By Topic

On the parallelization of electrodynamic multilevel fast multipole method on distributed memory computers

Sign In

Cookies must be enabled to login.After enabling cookies , please use refresh or reload or ctrl+f5 on the browser for the login options.

Formats Non-Member Member
$31 $13
Learn how you can qualify for the best price for this item!
Become an IEEE Member or Subscribe to
IEEE Xplore for exclusive pricing!
close button

puzzle piece

IEEE membership options for an individual and IEEE Xplore subscriptions for an organization offer the most affordable access to essential journal articles, conference papers, standards, eBooks, and eLearning courses.

Learn more about:

IEEE membership

IEEE Xplore subscriptions

3 Author(s)
Velamparaambil, S. ; Dept. of Electr. & Comput. Eng., Illinois Univ., Urbana, IL, USA ; Jiming Song ; Weng Cho Chew

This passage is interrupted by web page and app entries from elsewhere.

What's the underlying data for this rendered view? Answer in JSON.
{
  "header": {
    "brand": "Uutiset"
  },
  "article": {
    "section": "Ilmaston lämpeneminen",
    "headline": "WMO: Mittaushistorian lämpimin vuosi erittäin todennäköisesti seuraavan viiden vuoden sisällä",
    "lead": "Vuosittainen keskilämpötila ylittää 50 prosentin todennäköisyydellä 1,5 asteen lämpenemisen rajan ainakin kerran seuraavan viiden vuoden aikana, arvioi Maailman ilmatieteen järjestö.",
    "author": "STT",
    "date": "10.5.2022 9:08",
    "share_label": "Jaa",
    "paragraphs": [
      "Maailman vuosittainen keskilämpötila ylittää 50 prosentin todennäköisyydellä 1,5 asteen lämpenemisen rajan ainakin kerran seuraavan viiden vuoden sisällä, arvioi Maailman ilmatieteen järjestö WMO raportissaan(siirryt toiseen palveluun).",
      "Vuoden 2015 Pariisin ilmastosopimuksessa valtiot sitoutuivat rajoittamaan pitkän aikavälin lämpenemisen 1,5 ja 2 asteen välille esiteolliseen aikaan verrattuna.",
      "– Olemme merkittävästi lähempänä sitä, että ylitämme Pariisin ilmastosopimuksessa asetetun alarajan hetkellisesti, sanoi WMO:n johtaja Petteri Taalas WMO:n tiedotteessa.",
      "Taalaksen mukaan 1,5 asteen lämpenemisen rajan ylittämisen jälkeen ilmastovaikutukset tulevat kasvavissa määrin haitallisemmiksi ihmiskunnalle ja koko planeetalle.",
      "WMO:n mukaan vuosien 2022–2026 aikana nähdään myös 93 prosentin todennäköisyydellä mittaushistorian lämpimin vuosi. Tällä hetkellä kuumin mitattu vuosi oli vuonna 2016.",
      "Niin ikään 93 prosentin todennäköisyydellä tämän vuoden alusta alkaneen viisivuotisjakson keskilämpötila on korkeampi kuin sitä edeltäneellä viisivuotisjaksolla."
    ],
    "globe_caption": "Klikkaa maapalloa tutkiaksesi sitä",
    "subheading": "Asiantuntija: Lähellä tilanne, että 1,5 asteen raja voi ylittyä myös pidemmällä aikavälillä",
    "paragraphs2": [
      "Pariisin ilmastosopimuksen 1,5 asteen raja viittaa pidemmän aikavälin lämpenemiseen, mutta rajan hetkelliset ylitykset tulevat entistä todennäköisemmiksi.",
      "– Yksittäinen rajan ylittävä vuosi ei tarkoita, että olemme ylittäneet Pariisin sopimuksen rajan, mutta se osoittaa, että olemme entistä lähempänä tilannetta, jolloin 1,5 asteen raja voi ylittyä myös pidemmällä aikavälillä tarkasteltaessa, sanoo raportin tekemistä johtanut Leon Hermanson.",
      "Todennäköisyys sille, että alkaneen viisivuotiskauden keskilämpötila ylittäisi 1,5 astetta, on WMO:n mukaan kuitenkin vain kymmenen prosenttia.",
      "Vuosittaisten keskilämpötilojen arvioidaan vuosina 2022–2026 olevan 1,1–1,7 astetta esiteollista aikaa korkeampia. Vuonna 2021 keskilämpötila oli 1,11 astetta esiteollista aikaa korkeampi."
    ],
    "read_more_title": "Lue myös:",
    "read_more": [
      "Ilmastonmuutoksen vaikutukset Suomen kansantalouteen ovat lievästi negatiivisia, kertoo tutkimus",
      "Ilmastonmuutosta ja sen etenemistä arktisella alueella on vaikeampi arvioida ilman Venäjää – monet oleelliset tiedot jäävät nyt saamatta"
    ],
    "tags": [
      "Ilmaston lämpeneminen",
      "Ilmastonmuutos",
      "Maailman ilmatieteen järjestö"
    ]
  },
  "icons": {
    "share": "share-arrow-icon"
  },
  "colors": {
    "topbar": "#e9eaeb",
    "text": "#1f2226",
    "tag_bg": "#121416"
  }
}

In recent years, the Multilevel Fast Multipole Method (MLFMA) has been developed into one of the most powerful techniques for accelerating the iterative solution of integral equations of electromagnetics. It has been shown that the MLFMA reduces the computational complexity of a matrix-vector multiply from O(N2) to O(N log N), where N is the number of unknowns. In an attempt to extend the range of problems that can be solved using this technique, we have recently developed an application independent, parallel MLFMA kernel, called ScaleME, for distributed memory computers using MPI. In this paper, we shall discuss the characteristic features which distinguishes it from its static counterpart, such as work required for each level, the size of multipole expansions and interpolation/filtering operations, and their influence in the parallel algorithm design. We shall follow it with a discussion of major issues in the parallelization which are unique to the dynamic MLFMA, such as reducing the memory requirements for translation operators and the reduction of replicated geometric data structures. We shall also briefly discuss the load balancing strategies. Finally, we shall present some representative numerical results from some ScaleME accelerated electromagnetic scattering codes, including a simulation involving 4 million unknowns and that of the radar cross-section computation of a full scale aircraft on a Beowulf class cluster

Published in:

Innovative Architecture for Future Generation High-Performance Processors and Systems, 1999. International Workshop

Date of Conference:

Dec 2000